EXERCISE OBJECTIVE ::
All records are to be restated exactly, each line as it reads.

DATA FOR REVIEW ::
━━━━━━━━━━━━━━━━━━━━━━━━━━━━━━

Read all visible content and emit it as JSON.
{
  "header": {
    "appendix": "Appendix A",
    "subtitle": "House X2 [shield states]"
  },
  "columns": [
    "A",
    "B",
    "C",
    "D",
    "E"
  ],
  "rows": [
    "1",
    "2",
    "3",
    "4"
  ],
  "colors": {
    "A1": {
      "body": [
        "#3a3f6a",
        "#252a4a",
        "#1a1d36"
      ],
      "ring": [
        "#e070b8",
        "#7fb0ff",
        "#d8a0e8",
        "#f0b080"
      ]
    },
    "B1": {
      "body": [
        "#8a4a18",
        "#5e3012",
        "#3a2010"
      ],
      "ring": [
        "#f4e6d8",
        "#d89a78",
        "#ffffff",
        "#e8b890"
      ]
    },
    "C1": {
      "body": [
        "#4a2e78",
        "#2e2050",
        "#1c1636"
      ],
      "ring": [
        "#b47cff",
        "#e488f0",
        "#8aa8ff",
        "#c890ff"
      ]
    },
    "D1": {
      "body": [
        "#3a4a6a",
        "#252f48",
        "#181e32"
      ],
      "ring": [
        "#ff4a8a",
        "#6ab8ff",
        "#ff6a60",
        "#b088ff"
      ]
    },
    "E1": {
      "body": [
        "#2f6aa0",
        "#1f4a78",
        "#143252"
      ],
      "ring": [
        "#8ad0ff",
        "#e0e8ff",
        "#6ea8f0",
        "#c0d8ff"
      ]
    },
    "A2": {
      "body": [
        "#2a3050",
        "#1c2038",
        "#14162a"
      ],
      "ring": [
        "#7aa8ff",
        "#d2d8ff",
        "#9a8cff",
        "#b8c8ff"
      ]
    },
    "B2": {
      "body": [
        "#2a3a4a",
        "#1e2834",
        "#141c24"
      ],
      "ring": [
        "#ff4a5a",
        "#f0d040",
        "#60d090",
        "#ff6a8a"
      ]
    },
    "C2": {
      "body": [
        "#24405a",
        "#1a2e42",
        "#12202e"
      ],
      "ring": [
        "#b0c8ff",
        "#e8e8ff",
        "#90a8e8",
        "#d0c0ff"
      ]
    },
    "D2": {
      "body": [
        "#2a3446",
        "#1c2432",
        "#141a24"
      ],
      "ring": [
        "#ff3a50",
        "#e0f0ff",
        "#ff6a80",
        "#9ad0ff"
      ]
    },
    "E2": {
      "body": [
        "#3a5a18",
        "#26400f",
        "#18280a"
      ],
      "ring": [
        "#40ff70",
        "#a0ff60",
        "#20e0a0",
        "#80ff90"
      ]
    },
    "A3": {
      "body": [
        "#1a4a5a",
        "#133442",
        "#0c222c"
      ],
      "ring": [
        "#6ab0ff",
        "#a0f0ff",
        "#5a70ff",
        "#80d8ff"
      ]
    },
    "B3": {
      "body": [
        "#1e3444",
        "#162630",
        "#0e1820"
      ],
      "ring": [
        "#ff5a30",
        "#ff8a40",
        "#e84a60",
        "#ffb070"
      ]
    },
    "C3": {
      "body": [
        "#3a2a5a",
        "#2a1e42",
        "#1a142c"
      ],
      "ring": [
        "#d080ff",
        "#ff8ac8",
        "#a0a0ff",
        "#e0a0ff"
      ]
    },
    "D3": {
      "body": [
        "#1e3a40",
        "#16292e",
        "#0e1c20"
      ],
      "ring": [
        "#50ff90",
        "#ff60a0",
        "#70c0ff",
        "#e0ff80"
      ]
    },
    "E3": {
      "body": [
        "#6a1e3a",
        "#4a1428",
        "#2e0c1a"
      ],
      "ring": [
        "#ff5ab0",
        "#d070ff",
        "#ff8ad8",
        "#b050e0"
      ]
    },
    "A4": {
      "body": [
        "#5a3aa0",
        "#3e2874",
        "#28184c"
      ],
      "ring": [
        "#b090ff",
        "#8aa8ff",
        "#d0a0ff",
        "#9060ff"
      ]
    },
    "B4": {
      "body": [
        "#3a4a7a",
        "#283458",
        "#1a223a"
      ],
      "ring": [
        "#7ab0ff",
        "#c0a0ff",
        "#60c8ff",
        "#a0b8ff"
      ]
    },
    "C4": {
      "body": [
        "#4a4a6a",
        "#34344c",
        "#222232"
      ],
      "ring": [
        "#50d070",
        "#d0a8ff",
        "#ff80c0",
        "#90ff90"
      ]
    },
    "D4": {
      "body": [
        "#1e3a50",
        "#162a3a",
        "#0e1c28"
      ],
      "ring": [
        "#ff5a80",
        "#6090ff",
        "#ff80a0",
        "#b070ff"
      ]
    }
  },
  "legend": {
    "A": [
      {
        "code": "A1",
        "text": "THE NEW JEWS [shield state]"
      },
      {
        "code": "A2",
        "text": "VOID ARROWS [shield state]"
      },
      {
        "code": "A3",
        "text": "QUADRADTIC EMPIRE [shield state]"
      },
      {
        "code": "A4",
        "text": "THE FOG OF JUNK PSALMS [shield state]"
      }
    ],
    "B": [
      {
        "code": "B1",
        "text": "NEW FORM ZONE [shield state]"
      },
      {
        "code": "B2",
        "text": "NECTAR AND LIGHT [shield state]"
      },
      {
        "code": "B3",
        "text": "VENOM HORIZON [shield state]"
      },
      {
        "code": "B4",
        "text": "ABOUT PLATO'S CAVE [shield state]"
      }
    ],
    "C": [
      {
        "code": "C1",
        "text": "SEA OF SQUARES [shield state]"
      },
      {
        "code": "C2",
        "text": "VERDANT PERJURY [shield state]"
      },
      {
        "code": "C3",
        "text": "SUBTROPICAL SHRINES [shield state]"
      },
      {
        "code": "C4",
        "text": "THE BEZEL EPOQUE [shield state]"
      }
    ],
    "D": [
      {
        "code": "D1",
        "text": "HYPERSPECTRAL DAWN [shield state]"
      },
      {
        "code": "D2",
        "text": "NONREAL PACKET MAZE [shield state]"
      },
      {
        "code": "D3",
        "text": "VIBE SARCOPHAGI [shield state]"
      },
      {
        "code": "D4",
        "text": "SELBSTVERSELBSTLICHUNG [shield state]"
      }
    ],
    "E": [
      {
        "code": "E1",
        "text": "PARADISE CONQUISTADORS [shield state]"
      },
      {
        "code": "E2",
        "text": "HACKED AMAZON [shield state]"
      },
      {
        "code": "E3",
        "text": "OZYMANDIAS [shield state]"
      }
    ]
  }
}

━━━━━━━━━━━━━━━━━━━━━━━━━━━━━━

SOLUTION BELOW ::
Read all visible content and emit it as JSON.
{
  "header": {
    "appendix": "Appendix A",
    "subtitle": "House X2 [shield states]"
  },
  "columns": [
    "A",
    "B",
    "C",
    "D",
    "E"
  ],
  "rows": [
    "1",
    "2",
    "3",
    "4"
  ],
  "colors": {
    "A1": {
      "body": [
        "#3a3f6a",
        "#252a4a",
        "#1a1d36"
      ],
      "ring": [
        "#e070b8",
        "#7fb0ff",
        "#d8a0e8",
        "#f0b080"
      ]
    },
    "B1": {
      "body": [
        "#8a4a18",
        "#5e3012",
        "#3a2010"
      ],
      "ring": [
        "#f4e6d8",
        "#d89a78",
        "#ffffff",
        "#e8b890"
      ]
    },
    "C1": {
      "body": [
        "#4a2e78",
        "#2e2050",
        "#1c1636"
      ],
      "ring": [
        "#b47cff",
        "#e488f0",
        "#8aa8ff",
        "#c890ff"
      ]
    },
    "D1": {
      "body": [
        "#3a4a6a",
        "#252f48",
        "#181e32"
      ],
      "ring": [
        "#ff4a8a",
        "#6ab8ff",
        "#ff6a60",
        "#b088ff"
      ]
    },
    "E1": {
      "body": [
        "#2f6aa0",
        "#1f4a78",
        "#143252"
      ],
      "ring": [
        "#8ad0ff",
        "#e0e8ff",
        "#6ea8f0",
        "#c0d8ff"
      ]
    },
    "A2": {
      "body": [
        "#2a3050",
        "#1c2038",
        "#14162a"
      ],
      "ring": [
        "#7aa8ff",
        "#d2d8ff",
        "#9a8cff",
        "#b8c8ff"
      ]
    },
    "B2": {
      "body": [
        "#2a3a4a",
        "#1e2834",
        "#141c24"
      ],
      "ring": [
        "#ff4a5a",
        "#f0d040",
        "#60d090",
        "#ff6a8a"
      ]
    },
    "C2": {
      "body": [
        "#24405a",
        "#1a2e42",
        "#12202e"
      ],
      "ring": [
        "#b0c8ff",
        "#e8e8ff",
        "#90a8e8",
        "#d0c0ff"
      ]
    },
    "D2": {
      "body": [
        "#2a3446",
        "#1c2432",
        "#141a24"
      ],
      "ring": [
        "#ff3a50",
        "#e0f0ff",
        "#ff6a80",
        "#9ad0ff"
      ]
    },
    "E2": {
      "body": [
        "#3a5a18",
        "#26400f",
        "#18280a"
      ],
      "ring": [
        "#40ff70",
        "#a0ff60",
        "#20e0a0",
        "#80ff90"
      ]
    },
    "A3": {
      "body": [
        "#1a4a5a",
        "#133442",
        "#0c222c"
      ],
      "ring": [
        "#6ab0ff",
        "#a0f0ff",
        "#5a70ff",
        "#80d8ff"
      ]
    },
    "B3": {
      "body": [
        "#1e3444",
        "#162630",
        "#0e1820"
      ],
      "ring": [
        "#ff5a30",
        "#ff8a40",
        "#e84a60",
        "#ffb070"
      ]
    },
    "C3": {
      "body": [
        "#3a2a5a",
        "#2a1e42",
        "#1a142c"
      ],
      "ring": [
        "#d080ff",
        "#ff8ac8",
        "#a0a0ff",
        "#e0a0ff"
      ]
    },
    "D3": {
      "body": [
        "#1e3a40",
        "#16292e",
        "#0e1c20"
      ],
      "ring": [
        "#50ff90",
        "#ff60a0",
        "#70c0ff",
        "#e0ff80"
      ]
    },
    "E3": {
      "body": [
        "#6a1e3a",
        "#4a1428",
        "#2e0c1a"
      ],
      "ring": [
        "#ff5ab0",
        "#d070ff",
        "#ff8ad8",
        "#b050e0"
      ]
    },
    "A4": {
      "body": [
        "#5a3aa0",
        "#3e2874",
        "#28184c"
      ],
      "ring": [
        "#b090ff",
        "#8aa8ff",
        "#d0a0ff",
        "#9060ff"
      ]
    },
    "B4": {
      "body": [
        "#3a4a7a",
        "#283458",
        "#1a223a"
      ],
      "ring": [
        "#7ab0ff",
        "#c0a0ff",
        "#60c8ff",
        "#a0b8ff"
      ]
    },
    "C4": {
      "body": [
        "#4a4a6a",
        "#34344c",
        "#222232"
      ],
      "ring": [
        "#50d070",
        "#d0a8ff",
        "#ff80c0",
        "#90ff90"
      ]
    },
    "D4": {
      "body": [
        "#1e3a50",
        "#162a3a",
        "#0e1c28"
      ],
      "ring": [
        "#ff5a80",
        "#6090ff",
        "#ff80a0",
        "#b070ff"
      ]
    }
  },
  "legend": {
    "A": [
      {
        "code": "A1",
        "text": "THE NEW JEWS [shield state]"
      },
      {
        "code": "A2",
        "text": "VOID ARROWS [shield state]"
      },
      {
        "code": "A3",
        "text": "QUADRADTIC EMPIRE [shield state]"
      },
      {
        "code": "A4",
        "text": "THE FOG OF JUNK PSALMS [shield state]"
      }
    ],
    "B": [
      {
        "code": "B1",
        "text": "NEW FORM ZONE [shield state]"
      },
      {
        "code": "B2",
        "text": "NECTAR AND LIGHT [shield state]"
      },
      {
        "code": "B3",
        "text": "VENOM HORIZON [shield state]"
      },
      {
        "code": "B4",
        "text": "ABOUT PLATO'S CAVE [shield state]"
      }
    ],
    "C": [
      {
        "code": "C1",
        "text": "SEA OF SQUARES [shield state]"
      },
      {
        "code": "C2",
        "text": "VERDANT PERJURY [shield state]"
      },
      {
        "code": "C3",
        "text": "SUBTROPICAL SHRINES [shield state]"
      },
      {
        "code": "C4",
        "text": "THE BEZEL EPOQUE [shield state]"
      }
    ],
    "D": [
      {
        "code": "D1",
        "text": "HYPERSPECTRAL DAWN [shield state]"
      },
      {
        "code": "D2",
        "text": "NONREAL PACKET MAZE [shield state]"
      },
      {
        "code": "D3",
        "text": "VIBE SARCOPHAGI [shield state]"
      },
      {
        "code": "D4",
        "text": "SELBSTVERSELBSTLICHUNG [shield state]"
      }
    ],
    "E": [
      {
        "code": "E1",
        "text": "PARADISE CONQUISTADORS [shield state]"
      },
      {
        "code": "E2",
        "text": "HACKED AMAZON [shield state]"
      },
      {
        "code": "E3",
        "text": "OZYMANDIAS [shield state]"
      }
    ]
  }
}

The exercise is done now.